It means you shouldn't do something like:
char *pCh = 'A'; // this is the value 0x41 (assuming ASCII).
char Ch = *pCh; // probably not what you wanted.
because there is a vast difference between a character and a character pointer.
In fact, a decent compiler should give you a warning when you attempt to do something like that.
The rest of it explains one possible effect. If you're working in a system where
char values are eight bits, they will only be able to hold values from 0 through 255 inclusive (the ISO C standard allows char values to be larger but it's fairly uncommon). It's very unlikely that a pointer chosen at random from that value set will be useful.
It's not totally out of the question since you may be on an embedded system where you have memory-mapped I/O down there but, in that case, you'd be more likely to use something like
#define IOPORT7 0x0041 and use
IOPORT7 rather than

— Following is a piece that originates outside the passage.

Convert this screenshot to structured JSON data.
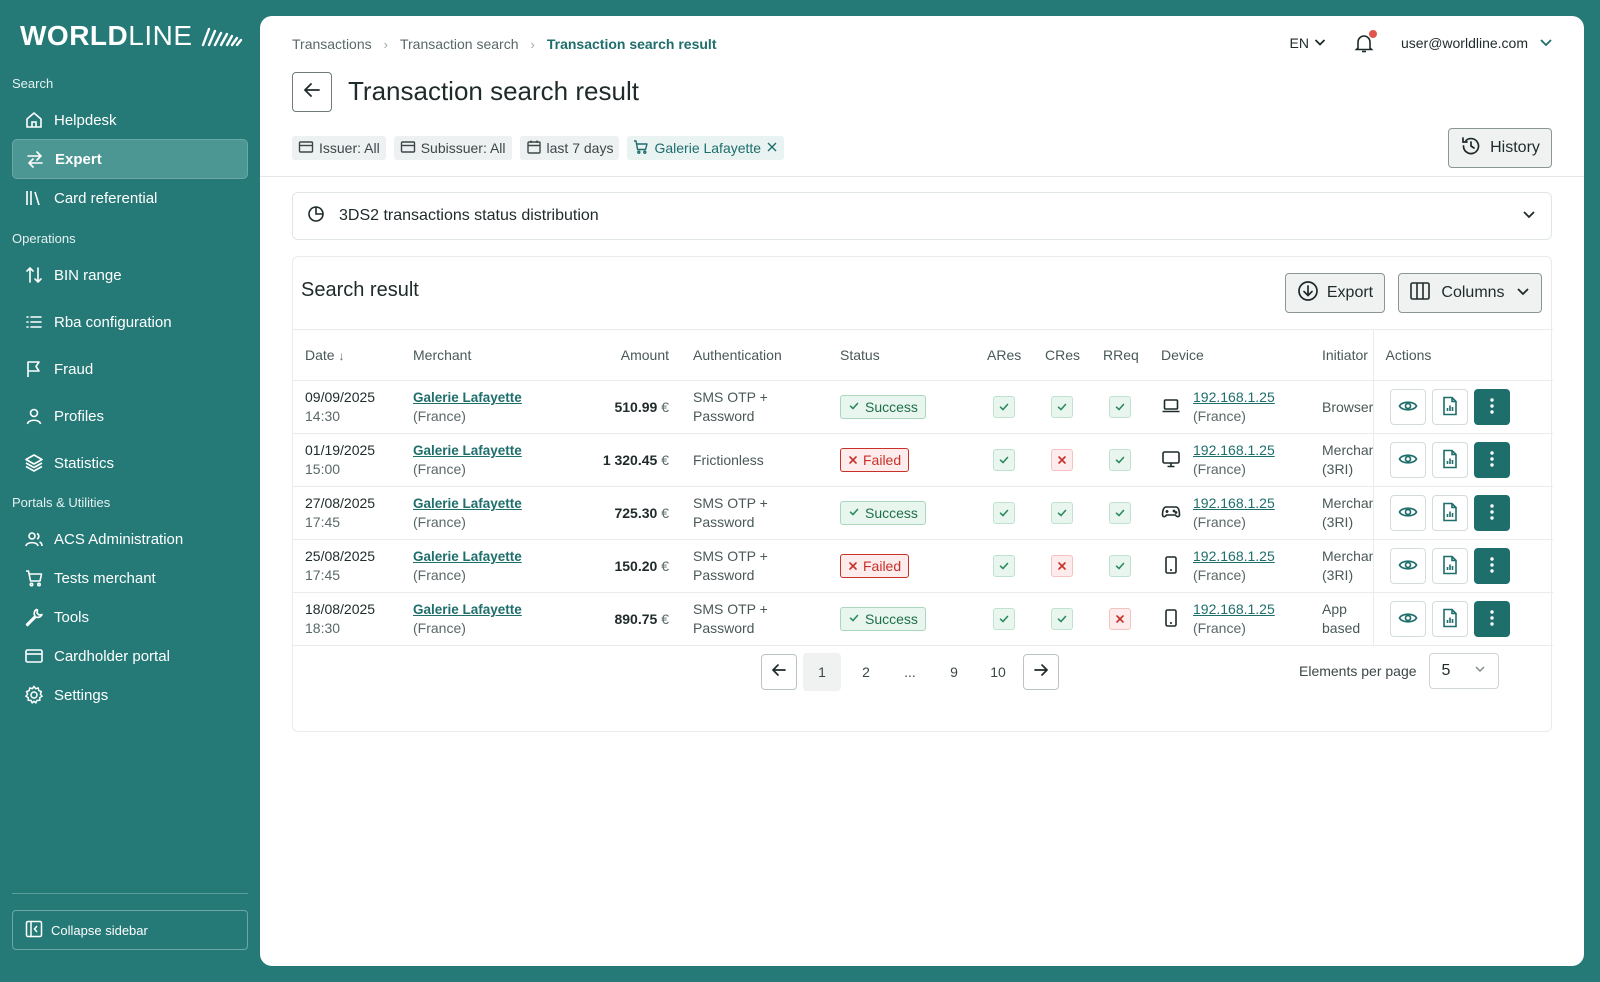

Pointers, on the other hand, tend to be able to point at your entire address space, which can be 32 bits wide (or larger). 32 bits gives you about four billion possible values where a pointer can point to.